DATA TO PROCESS:
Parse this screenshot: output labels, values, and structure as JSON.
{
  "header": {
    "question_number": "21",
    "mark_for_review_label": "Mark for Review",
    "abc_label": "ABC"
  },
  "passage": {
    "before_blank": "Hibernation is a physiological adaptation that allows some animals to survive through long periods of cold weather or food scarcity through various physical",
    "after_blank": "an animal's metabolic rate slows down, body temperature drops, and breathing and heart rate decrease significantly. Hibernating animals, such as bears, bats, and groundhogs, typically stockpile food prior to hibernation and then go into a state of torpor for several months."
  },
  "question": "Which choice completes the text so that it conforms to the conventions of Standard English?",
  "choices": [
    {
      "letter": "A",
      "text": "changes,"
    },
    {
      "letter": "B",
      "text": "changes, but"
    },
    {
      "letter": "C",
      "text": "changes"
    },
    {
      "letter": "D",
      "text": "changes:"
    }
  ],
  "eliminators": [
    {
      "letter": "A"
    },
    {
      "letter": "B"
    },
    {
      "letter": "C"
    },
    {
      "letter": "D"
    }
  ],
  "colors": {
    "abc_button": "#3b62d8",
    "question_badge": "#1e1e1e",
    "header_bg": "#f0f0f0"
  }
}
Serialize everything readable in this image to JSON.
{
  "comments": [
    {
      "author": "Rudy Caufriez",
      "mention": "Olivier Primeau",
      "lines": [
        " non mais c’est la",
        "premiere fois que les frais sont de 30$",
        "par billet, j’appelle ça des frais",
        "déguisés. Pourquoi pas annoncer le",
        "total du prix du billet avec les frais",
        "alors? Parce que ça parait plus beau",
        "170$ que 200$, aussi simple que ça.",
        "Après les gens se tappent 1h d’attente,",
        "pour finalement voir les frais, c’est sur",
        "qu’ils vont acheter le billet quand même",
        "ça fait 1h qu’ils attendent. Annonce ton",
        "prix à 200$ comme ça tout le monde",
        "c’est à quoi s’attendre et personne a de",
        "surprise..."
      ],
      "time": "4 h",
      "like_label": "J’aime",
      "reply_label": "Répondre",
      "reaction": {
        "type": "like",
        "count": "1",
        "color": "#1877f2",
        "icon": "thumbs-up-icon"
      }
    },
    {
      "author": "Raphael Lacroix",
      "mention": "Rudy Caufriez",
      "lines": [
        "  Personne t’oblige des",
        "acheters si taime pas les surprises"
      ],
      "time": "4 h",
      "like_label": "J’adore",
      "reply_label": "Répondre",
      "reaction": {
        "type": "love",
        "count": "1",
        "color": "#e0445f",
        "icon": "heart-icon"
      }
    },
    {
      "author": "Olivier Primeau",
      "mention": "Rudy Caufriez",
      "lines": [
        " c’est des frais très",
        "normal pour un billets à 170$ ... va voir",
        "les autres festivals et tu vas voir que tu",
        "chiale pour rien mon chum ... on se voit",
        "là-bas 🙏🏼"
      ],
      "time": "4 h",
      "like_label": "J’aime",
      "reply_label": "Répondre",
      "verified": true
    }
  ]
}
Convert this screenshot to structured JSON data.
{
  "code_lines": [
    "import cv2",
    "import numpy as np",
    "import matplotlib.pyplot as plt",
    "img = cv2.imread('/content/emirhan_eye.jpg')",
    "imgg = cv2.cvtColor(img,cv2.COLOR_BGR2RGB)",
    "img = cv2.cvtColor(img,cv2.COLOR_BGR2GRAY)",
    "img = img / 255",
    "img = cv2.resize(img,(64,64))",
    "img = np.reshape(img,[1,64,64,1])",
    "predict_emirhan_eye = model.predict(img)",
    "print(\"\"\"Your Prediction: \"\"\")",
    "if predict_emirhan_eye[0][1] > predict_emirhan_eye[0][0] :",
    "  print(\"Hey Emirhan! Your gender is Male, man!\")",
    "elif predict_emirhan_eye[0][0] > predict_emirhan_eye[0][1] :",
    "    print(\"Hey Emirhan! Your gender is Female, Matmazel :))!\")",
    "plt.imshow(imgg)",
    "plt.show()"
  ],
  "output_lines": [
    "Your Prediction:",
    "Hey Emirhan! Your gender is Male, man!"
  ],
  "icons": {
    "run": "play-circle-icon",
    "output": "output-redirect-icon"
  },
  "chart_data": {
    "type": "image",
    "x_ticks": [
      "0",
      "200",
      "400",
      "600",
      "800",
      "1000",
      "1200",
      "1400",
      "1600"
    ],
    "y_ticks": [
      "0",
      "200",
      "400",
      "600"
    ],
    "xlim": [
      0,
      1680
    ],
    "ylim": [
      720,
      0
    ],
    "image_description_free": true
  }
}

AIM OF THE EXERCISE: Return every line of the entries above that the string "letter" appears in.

TASK RESULT:
      "letter": "A",
      "letter": "B",
      "letter": "C",
      "letter": "D",
      "letter": "A"
      "letter": "B"
      "letter": "C"
      "letter": "D"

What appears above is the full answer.